But before you try to answer these questions, are these the right questions to ask?
They aren't. What we should be asking is what do people need to get work done. Focus on the work, not the tool.
Questions in Search of a Purpose
Questions like "where do intranets fit with ESN platforms" serve as yet one more reminder of how deeply stuck we are in technology-centric thinking. The conversation needs to turn to what digital services do people need to get their work done, and how do we design these tools to fit people's work styles and working conditions.
If we start with the employee in mind, we get a clearer view of how the capabilities both intranets and ESN platforms bring can help people work smarter together. People usually need a mix of both.
Employees need access to the kind of information resources and tools usually found on intranets, which serve predictable information needs and routine work. They also need connections with colleagues, to discover information that they didn’t know they needed until they stumbled upon it, and to work together on non-routine tasks.

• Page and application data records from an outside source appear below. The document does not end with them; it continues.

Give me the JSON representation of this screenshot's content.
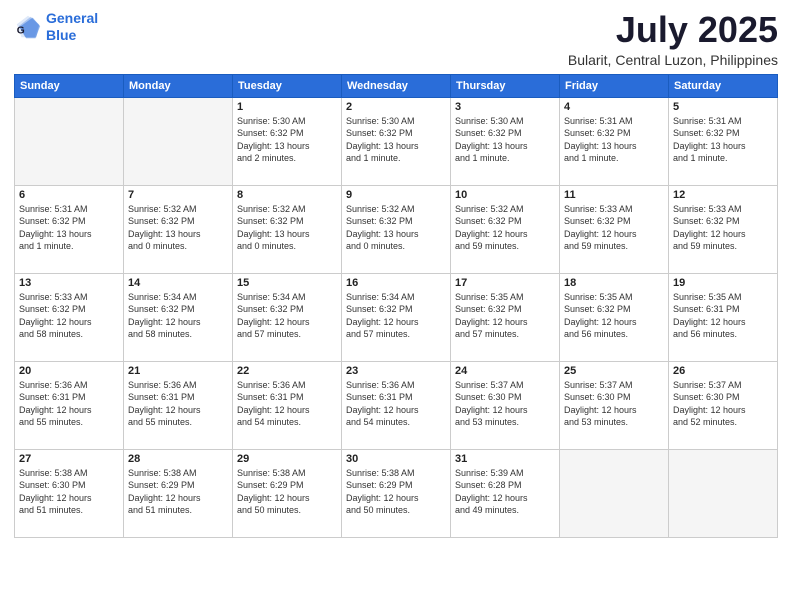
{
  "header": {
    "logo_line1": "General",
    "logo_line2": "Blue",
    "title": "July 2025",
    "subtitle": "Bularit, Central Luzon, Philippines"
  },
  "calendar": {
    "days_of_week": [
      "Sunday",
      "Monday",
      "Tuesday",
      "Wednesday",
      "Thursday",
      "Friday",
      "Saturday"
    ],
    "weeks": [
      [
        {
          "day": "",
          "info": "",
          "empty": true
        },
        {
          "day": "",
          "info": "",
          "empty": true
        },
        {
          "day": "1",
          "info": "Sunrise: 5:30 AM\nSunset: 6:32 PM\nDaylight: 13 hours\nand 2 minutes.",
          "empty": false
        },
        {
          "day": "2",
          "info": "Sunrise: 5:30 AM\nSunset: 6:32 PM\nDaylight: 13 hours\nand 1 minute.",
          "empty": false
        },
        {
          "day": "3",
          "info": "Sunrise: 5:30 AM\nSunset: 6:32 PM\nDaylight: 13 hours\nand 1 minute.",
          "empty": false
        },
        {
          "day": "4",
          "info": "Sunrise: 5:31 AM\nSunset: 6:32 PM\nDaylight: 13 hours\nand 1 minute.",
          "empty": false
        },
        {
          "day": "5",
          "info": "Sunrise: 5:31 AM\nSunset: 6:32 PM\nDaylight: 13 hours\nand 1 minute.",
          "empty": false
        }
      ],
      [
        {
          "day": "6",
          "info": "Sunrise: 5:31 AM\nSunset: 6:32 PM\nDaylight: 13 hours\nand 1 minute.",
          "empty": false
        },
        {
          "day": "7",
          "info": "Sunrise: 5:32 AM\nSunset: 6:32 PM\nDaylight: 13 hours\nand 0 minutes.",
          "empty": false
        },
        {
          "day": "8",
          "info": "Sunrise: 5:32 AM\nSunset: 6:32 PM\nDaylight: 13 hours\nand 0 minutes.",
          "empty": false
        },
        {
          "day": "9",
          "info": "Sunrise: 5:32 AM\nSunset: 6:32 PM\nDaylight: 13 hours\nand 0 minutes.",
          "empty": false
        },
        {
          "day": "10",
          "info": "Sunrise: 5:32 AM\nSunset: 6:32 PM\nDaylight: 12 hours\nand 59 minutes.",
          "empty": false
        },
        {
          "day": "11",
          "info": "Sunrise: 5:33 AM\nSunset: 6:32 PM\nDaylight: 12 hours\nand 59 minutes.",
          "empty": false
        },
        {
          "day": "12",
          "info": "Sunrise: 5:33 AM\nSunset: 6:32 PM\nDaylight: 12 hours\nand 59 minutes.",
          "empty": false
        }
      ],
      [
        {
          "day": "13",
          "info": "Sunrise: 5:33 AM\nSunset: 6:32 PM\nDaylight: 12 hours\nand 58 minutes.",
          "empty": false
        },
        {
          "day": "14",
          "info": "Sunrise: 5:34 AM\nSunset: 6:32 PM\nDaylight: 12 hours\nand 58 minutes.",
          "empty": false
        },
        {
          "day": "15",
          "info": "Sunrise: 5:34 AM\nSunset: 6:32 PM\nDaylight: 12 hours\nand 57 minutes.",
          "empty": false
        },
        {
          "day": "16",
          "info": "Sunrise: 5:34 AM\nSunset: 6:32 PM\nDaylight: 12 hours\nand 57 minutes.",
          "empty": false
        },
        {
          "day": "17",
          "info": "Sunrise: 5:35 AM\nSunset: 6:32 PM\nDaylight: 12 hours\nand 57 minutes.",
          "empty": false
        },
        {
          "day": "18",
          "info": "Sunrise: 5:35 AM\nSunset: 6:32 PM\nDaylight: 12 hours\nand 56 minutes.",
          "empty": false
        },
        {
          "day": "19",
          "info": "Sunrise: 5:35 AM\nSunset: 6:31 PM\nDaylight: 12 hours\nand 56 minutes.",
          "empty": false
        }
      ],
      [
        {
          "day": "20",
          "info": "Sunrise: 5:36 AM\nSunset: 6:31 PM\nDaylight: 12 hours\nand 55 minutes.",
          "empty": false
        },
        {
          "day": "21",
          "info": "Sunrise: 5:36 AM\nSunset: 6:31 PM\nDaylight: 12 hours\nand 55 minutes.",
          "empty": false
        },
        {
          "day": "22",
          "info": "Sunrise: 5:36 AM\nSunset: 6:31 PM\nDaylight: 12 hours\nand 54 minutes.",
          "empty": false
        },
        {
          "day": "23",
          "info": "Sunrise: 5:36 AM\nSunset: 6:31 PM\nDaylight: 12 hours\nand 54 minutes.",
          "empty": false
        },
        {
          "day": "24",
          "info": "Sunrise: 5:37 AM\nSunset: 6:30 PM\nDaylight: 12 hours\nand 53 minutes.",
          "empty": false
        },
        {
          "day": "25",
          "info": "Sunrise: 5:37 AM\nSunset: 6:30 PM\nDaylight: 12 hours\nand 53 minutes.",
          "empty": false
        },
        {
          "day": "26",
          "info": "Sunrise: 5:37 AM\nSunset: 6:30 PM\nDaylight: 12 hours\nand 52 minutes.",
          "empty": false
        }
      ],
      [
        {
          "day": "27",
          "info": "Sunrise: 5:38 AM\nSunset: 6:30 PM\nDaylight: 12 hours\nand 51 minutes.",
          "empty": false
        },
        {
          "day": "28",
          "info": "Sunrise: 5:38 AM\nSunset: 6:29 PM\nDaylight: 12 hours\nand 51 minutes.",
          "empty": false
        },
        {
          "day": "29",
          "info": "Sunrise: 5:38 AM\nSunset: 6:29 PM\nDaylight: 12 hours\nand 50 minutes.",
          "empty": false
        },
        {
          "day": "30",
          "info": "Sunrise: 5:38 AM\nSunset: 6:29 PM\nDaylight: 12 hours\nand 50 minutes.",
          "empty": false
        },
        {
          "day": "31",
          "info": "Sunrise: 5:39 AM\nSunset: 6:28 PM\nDaylight: 12 hours\nand 49 minutes.",
          "empty": false
        },
        {
          "day": "",
          "info": "",
          "empty": true
        },
        {
          "day": "",
          "info": "",
          "empty": true
        }
      ]
    ]
  }
}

Look at the intranet as part of an organization’s left brain hemisphere and ESNs as part of the right brain hemisphere. We need both. The task at hand and the problem we're solving determine what we need from each hemisphere.

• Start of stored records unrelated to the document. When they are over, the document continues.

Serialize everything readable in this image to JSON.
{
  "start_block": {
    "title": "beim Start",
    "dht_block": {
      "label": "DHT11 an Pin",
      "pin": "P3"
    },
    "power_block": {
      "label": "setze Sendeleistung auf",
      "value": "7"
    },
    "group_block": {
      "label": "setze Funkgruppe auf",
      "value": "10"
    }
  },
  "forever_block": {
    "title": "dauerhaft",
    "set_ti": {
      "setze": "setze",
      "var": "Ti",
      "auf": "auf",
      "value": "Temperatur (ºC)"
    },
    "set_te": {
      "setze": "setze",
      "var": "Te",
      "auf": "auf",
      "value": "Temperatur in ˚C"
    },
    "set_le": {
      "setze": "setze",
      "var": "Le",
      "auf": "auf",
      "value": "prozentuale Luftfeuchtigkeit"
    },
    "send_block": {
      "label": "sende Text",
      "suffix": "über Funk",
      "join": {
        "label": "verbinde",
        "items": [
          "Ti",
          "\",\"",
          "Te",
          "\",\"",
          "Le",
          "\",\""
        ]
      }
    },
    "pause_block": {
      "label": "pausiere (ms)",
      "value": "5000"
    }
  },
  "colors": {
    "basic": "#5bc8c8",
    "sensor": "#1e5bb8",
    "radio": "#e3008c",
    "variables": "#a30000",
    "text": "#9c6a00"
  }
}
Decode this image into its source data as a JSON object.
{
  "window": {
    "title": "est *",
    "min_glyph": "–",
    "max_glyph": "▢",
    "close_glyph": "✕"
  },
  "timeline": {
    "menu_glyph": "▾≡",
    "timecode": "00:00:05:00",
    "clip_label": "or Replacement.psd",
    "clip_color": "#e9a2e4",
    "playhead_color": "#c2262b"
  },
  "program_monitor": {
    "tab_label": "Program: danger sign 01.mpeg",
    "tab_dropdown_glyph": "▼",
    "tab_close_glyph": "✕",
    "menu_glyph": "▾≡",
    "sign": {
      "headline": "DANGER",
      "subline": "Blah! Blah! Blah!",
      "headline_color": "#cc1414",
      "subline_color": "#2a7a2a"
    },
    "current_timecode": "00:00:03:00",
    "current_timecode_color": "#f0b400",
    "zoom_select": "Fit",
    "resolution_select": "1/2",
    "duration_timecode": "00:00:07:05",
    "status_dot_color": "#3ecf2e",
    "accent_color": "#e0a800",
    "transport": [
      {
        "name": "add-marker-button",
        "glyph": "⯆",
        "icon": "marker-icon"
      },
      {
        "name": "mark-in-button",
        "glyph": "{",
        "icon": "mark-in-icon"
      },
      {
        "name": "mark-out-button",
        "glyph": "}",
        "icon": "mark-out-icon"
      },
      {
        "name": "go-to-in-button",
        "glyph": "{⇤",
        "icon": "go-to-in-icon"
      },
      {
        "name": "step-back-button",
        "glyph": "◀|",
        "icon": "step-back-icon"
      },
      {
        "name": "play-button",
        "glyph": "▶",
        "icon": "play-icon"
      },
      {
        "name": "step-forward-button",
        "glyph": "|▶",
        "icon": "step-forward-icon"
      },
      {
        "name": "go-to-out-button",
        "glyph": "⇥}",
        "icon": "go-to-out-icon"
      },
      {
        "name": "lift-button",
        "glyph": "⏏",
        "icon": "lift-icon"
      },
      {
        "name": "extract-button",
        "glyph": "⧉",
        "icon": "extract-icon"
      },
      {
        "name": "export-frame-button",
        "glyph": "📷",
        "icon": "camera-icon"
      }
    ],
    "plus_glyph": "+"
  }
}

Work isn't a place for knowledge workers, it's something we do. But most organizations' systems were designed for another reality. They support specific parts of an enterprise, for a reality when knowledge workers were the same thing as the white-collar workers sitting behind desks at an office, working 9 to 5.
Things are very different today. Employees across the enterprise need digital communication technology at work, not just white-collar workers. They need to get work done wherever and whenever necessary.

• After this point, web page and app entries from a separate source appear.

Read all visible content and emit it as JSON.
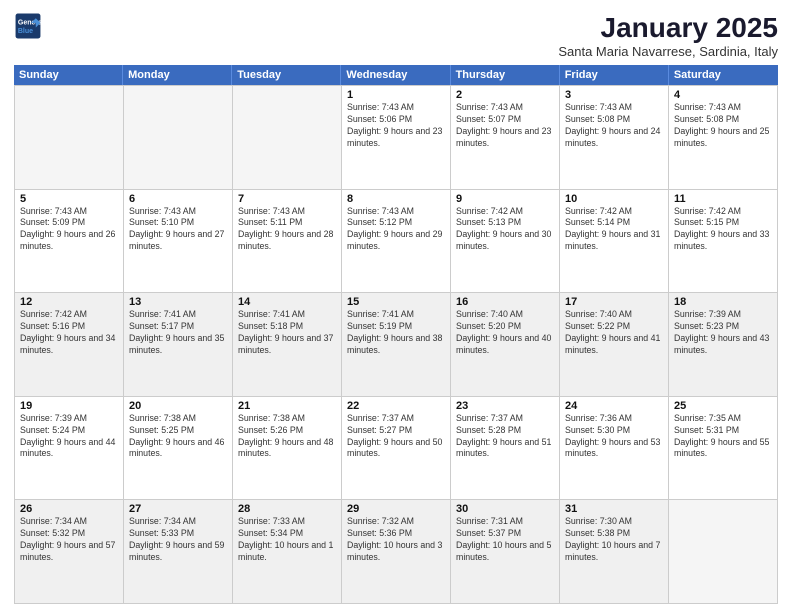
{
  "header": {
    "logo_line1": "General",
    "logo_line2": "Blue",
    "month": "January 2025",
    "location": "Santa Maria Navarrese, Sardinia, Italy"
  },
  "weekdays": [
    "Sunday",
    "Monday",
    "Tuesday",
    "Wednesday",
    "Thursday",
    "Friday",
    "Saturday"
  ],
  "weeks": [
    [
      {
        "day": "",
        "text": "",
        "empty": true
      },
      {
        "day": "",
        "text": "",
        "empty": true
      },
      {
        "day": "",
        "text": "",
        "empty": true
      },
      {
        "day": "1",
        "text": "Sunrise: 7:43 AM\nSunset: 5:06 PM\nDaylight: 9 hours and 23 minutes."
      },
      {
        "day": "2",
        "text": "Sunrise: 7:43 AM\nSunset: 5:07 PM\nDaylight: 9 hours and 23 minutes."
      },
      {
        "day": "3",
        "text": "Sunrise: 7:43 AM\nSunset: 5:08 PM\nDaylight: 9 hours and 24 minutes."
      },
      {
        "day": "4",
        "text": "Sunrise: 7:43 AM\nSunset: 5:08 PM\nDaylight: 9 hours and 25 minutes."
      }
    ],
    [
      {
        "day": "5",
        "text": "Sunrise: 7:43 AM\nSunset: 5:09 PM\nDaylight: 9 hours and 26 minutes."
      },
      {
        "day": "6",
        "text": "Sunrise: 7:43 AM\nSunset: 5:10 PM\nDaylight: 9 hours and 27 minutes."
      },
      {
        "day": "7",
        "text": "Sunrise: 7:43 AM\nSunset: 5:11 PM\nDaylight: 9 hours and 28 minutes."
      },
      {
        "day": "8",
        "text": "Sunrise: 7:43 AM\nSunset: 5:12 PM\nDaylight: 9 hours and 29 minutes."
      },
      {
        "day": "9",
        "text": "Sunrise: 7:42 AM\nSunset: 5:13 PM\nDaylight: 9 hours and 30 minutes."
      },
      {
        "day": "10",
        "text": "Sunrise: 7:42 AM\nSunset: 5:14 PM\nDaylight: 9 hours and 31 minutes."
      },
      {
        "day": "11",
        "text": "Sunrise: 7:42 AM\nSunset: 5:15 PM\nDaylight: 9 hours and 33 minutes."
      }
    ],
    [
      {
        "day": "12",
        "text": "Sunrise: 7:42 AM\nSunset: 5:16 PM\nDaylight: 9 hours and 34 minutes.",
        "shaded": true
      },
      {
        "day": "13",
        "text": "Sunrise: 7:41 AM\nSunset: 5:17 PM\nDaylight: 9 hours and 35 minutes.",
        "shaded": true
      },
      {
        "day": "14",
        "text": "Sunrise: 7:41 AM\nSunset: 5:18 PM\nDaylight: 9 hours and 37 minutes.",
        "shaded": true
      },
      {
        "day": "15",
        "text": "Sunrise: 7:41 AM\nSunset: 5:19 PM\nDaylight: 9 hours and 38 minutes.",
        "shaded": true
      },
      {
        "day": "16",
        "text": "Sunrise: 7:40 AM\nSunset: 5:20 PM\nDaylight: 9 hours and 40 minutes.",
        "shaded": true
      },
      {
        "day": "17",
        "text": "Sunrise: 7:40 AM\nSunset: 5:22 PM\nDaylight: 9 hours and 41 minutes.",
        "shaded": true
      },
      {
        "day": "18",
        "text": "Sunrise: 7:39 AM\nSunset: 5:23 PM\nDaylight: 9 hours and 43 minutes.",
        "shaded": true
      }
    ],
    [
      {
        "day": "19",
        "text": "Sunrise: 7:39 AM\nSunset: 5:24 PM\nDaylight: 9 hours and 44 minutes."
      },
      {
        "day": "20",
        "text": "Sunrise: 7:38 AM\nSunset: 5:25 PM\nDaylight: 9 hours and 46 minutes."
      },
      {
        "day": "21",
        "text": "Sunrise: 7:38 AM\nSunset: 5:26 PM\nDaylight: 9 hours and 48 minutes."
      },
      {
        "day": "22",
        "text": "Sunrise: 7:37 AM\nSunset: 5:27 PM\nDaylight: 9 hours and 50 minutes."
      },
      {
        "day": "23",
        "text": "Sunrise: 7:37 AM\nSunset: 5:28 PM\nDaylight: 9 hours and 51 minutes."
      },
      {
        "day": "24",
        "text": "Sunrise: 7:36 AM\nSunset: 5:30 PM\nDaylight: 9 hours and 53 minutes."
      },
      {
        "day": "25",
        "text": "Sunrise: 7:35 AM\nSunset: 5:31 PM\nDaylight: 9 hours and 55 minutes."
      }
    ],
    [
      {
        "day": "26",
        "text": "Sunrise: 7:34 AM\nSunset: 5:32 PM\nDaylight: 9 hours and 57 minutes.",
        "shaded": true
      },
      {
        "day": "27",
        "text": "Sunrise: 7:34 AM\nSunset: 5:33 PM\nDaylight: 9 hours and 59 minutes.",
        "shaded": true
      },
      {
        "day": "28",
        "text": "Sunrise: 7:33 AM\nSunset: 5:34 PM\nDaylight: 10 hours and 1 minute.",
        "shaded": true
      },
      {
        "day": "29",
        "text": "Sunrise: 7:32 AM\nSunset: 5:36 PM\nDaylight: 10 hours and 3 minutes.",
        "shaded": true
      },
      {
        "day": "30",
        "text": "Sunrise: 7:31 AM\nSunset: 5:37 PM\nDaylight: 10 hours and 5 minutes.",
        "shaded": true
      },
      {
        "day": "31",
        "text": "Sunrise: 7:30 AM\nSunset: 5:38 PM\nDaylight: 10 hours and 7 minutes.",
        "shaded": true
      },
      {
        "day": "",
        "text": "",
        "empty": true,
        "shaded": true
      }
    ]
  ]
}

Shift Your Focus to Service Thinking
If we truly want to help employee productivity, we need to stop designing IT systems as destinations. We need to stop seeing IT systems as monolithic boxes into which we stuff as much features as possible. Instead, view IT systems as ecosystems of services, where we quickly assemble relevant services into applications and provide them to users in a way that fits both their work styles and work situations.
This is the essence of service thinking.
Service thinking shifts focus from the technology to the users and the value that the service should provide. A service is an act that provides value to someone. It fulfills one or several needs of a customer and helps the customer achieve his or her goals. The customer experiences the service as a coherent and consumable whole.
Can you articulate this clearly for an intranet or ESN platform? It would surprise me if you could, because they are platforms not services.
A few years from now users will receive the capabilities we associate with intranets and ESN platforms via situation-aware services, across any device. This transformation won't happen overnight -- it cannot. But if your organization hasn't already started, it is time.
Software giants such as Microsoft have begun this work. It bases these services in the cloud, not on premises. It designs the services for consumers first, and enterprise users second (which, by the way, happen to be the same people).
If you want a glimpse into the future to base your strategies on, look there. As platforms like SharePoint fade into the background, services that help people do specific tasks move to the forefront. It becomes irrelevant to talk about SharePoint. And no one talks about intranets.
Let's stop wasting time and energy discussing how one platform or type of solution fits with another. Let's understand what capabilities intranets and ESNs typically offer and see how we can provide them as services for employees to get work done.
It's time to transform the digital workplace from a landscape of siloed, monolithic and feature-overloaded systems into an ecosystem of services designed to serve employees' needs.